Data supplied -
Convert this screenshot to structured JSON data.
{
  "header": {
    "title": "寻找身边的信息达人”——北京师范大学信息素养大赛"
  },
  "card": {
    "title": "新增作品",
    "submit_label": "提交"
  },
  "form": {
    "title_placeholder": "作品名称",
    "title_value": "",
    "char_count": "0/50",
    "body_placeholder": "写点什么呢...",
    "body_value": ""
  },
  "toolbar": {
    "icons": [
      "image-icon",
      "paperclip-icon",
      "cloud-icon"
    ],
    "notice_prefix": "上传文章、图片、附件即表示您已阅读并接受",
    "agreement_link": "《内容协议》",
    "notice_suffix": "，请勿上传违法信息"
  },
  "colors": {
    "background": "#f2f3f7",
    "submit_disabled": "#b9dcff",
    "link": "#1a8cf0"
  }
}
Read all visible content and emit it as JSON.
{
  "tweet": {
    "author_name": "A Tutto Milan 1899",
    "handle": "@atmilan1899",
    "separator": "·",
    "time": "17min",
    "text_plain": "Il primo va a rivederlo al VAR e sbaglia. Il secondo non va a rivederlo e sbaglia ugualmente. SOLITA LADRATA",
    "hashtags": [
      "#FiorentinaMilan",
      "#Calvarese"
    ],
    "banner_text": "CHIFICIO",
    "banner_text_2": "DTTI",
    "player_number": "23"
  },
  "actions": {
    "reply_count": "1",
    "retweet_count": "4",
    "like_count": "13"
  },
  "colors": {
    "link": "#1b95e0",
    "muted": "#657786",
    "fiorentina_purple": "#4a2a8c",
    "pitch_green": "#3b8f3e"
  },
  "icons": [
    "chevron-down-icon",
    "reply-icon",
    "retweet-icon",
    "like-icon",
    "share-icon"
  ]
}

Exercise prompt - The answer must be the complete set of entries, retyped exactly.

Exercise result -
Convert this screenshot to structured JSON data.
{
  "header": {
    "title": "寻找身边的信息达人”——北京师范大学信息素养大赛"
  },
  "card": {
    "title": "新增作品",
    "submit_label": "提交"
  },
  "form": {
    "title_placeholder": "作品名称",
    "title_value": "",
    "char_count": "0/50",
    "body_placeholder": "写点什么呢...",
    "body_value": ""
  },
  "toolbar": {
    "icons": [
      "image-icon",
      "paperclip-icon",
      "cloud-icon"
    ],
    "notice_prefix": "上传文章、图片、附件即表示您已阅读并接受",
    "agreement_link": "《内容协议》",
    "notice_suffix": "，请勿上传违法信息"
  },
  "colors": {
    "background": "#f2f3f7",
    "submit_disabled": "#b9dcff",
    "link": "#1a8cf0"
  }
}
Read all visible content and emit it as JSON.
{
  "tweet": {
    "author_name": "A Tutto Milan 1899",
    "handle": "@atmilan1899",
    "separator": "·",
    "time": "17min",
    "text_plain": "Il primo va a rivederlo al VAR e sbaglia. Il secondo non va a rivederlo e sbaglia ugualmente. SOLITA LADRATA",
    "hashtags": [
      "#FiorentinaMilan",
      "#Calvarese"
    ],
    "banner_text": "CHIFICIO",
    "banner_text_2": "DTTI",
    "player_number": "23"
  },
  "actions": {
    "reply_count": "1",
    "retweet_count": "4",
    "like_count": "13"
  },
  "colors": {
    "link": "#1b95e0",
    "muted": "#657786",
    "fiorentina_purple": "#4a2a8c",
    "pitch_green": "#3b8f3e"
  },
  "icons": [
    "chevron-down-icon",
    "reply-icon",
    "retweet-icon",
    "like-icon",
    "share-icon"
  ]
}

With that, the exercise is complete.